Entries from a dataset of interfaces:
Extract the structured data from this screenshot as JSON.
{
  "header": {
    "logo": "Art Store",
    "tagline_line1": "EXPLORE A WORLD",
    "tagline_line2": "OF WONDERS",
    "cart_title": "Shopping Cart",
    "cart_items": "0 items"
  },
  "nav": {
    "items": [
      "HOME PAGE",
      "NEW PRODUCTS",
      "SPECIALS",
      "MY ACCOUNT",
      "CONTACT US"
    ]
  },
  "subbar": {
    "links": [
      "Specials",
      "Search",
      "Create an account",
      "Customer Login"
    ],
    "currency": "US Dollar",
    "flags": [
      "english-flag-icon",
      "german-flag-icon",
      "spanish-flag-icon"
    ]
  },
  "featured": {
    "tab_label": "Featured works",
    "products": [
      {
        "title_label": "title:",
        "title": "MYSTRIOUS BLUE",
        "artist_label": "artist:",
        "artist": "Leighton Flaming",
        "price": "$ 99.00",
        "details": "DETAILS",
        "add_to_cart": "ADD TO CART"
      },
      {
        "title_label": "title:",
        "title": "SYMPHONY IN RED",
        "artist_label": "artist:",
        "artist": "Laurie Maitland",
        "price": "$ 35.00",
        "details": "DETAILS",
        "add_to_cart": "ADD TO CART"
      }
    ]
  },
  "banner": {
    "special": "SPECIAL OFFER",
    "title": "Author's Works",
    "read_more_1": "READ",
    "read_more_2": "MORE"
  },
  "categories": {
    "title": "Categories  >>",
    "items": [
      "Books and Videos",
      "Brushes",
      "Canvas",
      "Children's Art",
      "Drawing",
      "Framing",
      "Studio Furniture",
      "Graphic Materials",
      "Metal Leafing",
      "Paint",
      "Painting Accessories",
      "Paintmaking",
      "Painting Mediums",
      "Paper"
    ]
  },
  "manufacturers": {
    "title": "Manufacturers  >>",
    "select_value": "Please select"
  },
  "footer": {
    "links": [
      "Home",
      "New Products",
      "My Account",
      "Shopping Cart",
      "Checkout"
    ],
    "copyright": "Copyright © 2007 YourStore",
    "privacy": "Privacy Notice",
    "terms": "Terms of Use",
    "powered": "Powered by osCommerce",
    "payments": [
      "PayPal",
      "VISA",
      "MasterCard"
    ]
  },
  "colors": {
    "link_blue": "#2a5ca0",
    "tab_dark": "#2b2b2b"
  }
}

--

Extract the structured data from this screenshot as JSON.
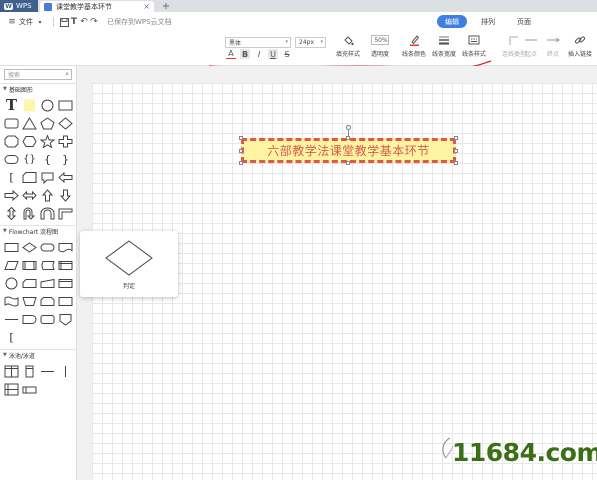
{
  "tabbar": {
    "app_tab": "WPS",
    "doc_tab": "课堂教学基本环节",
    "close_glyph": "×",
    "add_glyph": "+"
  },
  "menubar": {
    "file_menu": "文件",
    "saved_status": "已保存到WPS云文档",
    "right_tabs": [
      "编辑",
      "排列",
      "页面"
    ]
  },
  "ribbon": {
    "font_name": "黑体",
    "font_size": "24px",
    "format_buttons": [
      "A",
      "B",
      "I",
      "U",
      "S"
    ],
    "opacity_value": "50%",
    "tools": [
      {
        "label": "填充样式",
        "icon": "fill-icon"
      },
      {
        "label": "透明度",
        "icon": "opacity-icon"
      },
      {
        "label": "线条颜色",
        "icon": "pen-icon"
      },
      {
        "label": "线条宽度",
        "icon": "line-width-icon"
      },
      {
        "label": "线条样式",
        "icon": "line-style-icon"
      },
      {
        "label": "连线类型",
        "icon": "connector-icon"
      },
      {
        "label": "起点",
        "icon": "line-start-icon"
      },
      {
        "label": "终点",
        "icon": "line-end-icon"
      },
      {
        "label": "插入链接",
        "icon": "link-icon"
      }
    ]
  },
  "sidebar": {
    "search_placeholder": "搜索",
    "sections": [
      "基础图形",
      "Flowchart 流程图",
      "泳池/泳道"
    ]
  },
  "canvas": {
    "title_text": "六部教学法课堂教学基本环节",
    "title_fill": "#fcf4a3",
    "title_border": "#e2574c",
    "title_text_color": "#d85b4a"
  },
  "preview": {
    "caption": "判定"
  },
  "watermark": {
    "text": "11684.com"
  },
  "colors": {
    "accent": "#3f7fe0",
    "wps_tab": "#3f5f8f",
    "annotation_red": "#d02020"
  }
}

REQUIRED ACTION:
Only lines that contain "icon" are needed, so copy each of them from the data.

EXPECTED OUTPUT:
      "english-flag-icon",
      "german-flag-icon",
      "spanish-flag-icon"
        "icon": "fill-icon"
        "icon": "opacity-icon"
        "icon": "pen-icon"
        "icon": "line-width-icon"
        "icon": "line-style-icon"
        "icon": "connector-icon"
        "icon": "line-start-icon"
        "icon": "line-end-icon"
        "icon": "link-icon"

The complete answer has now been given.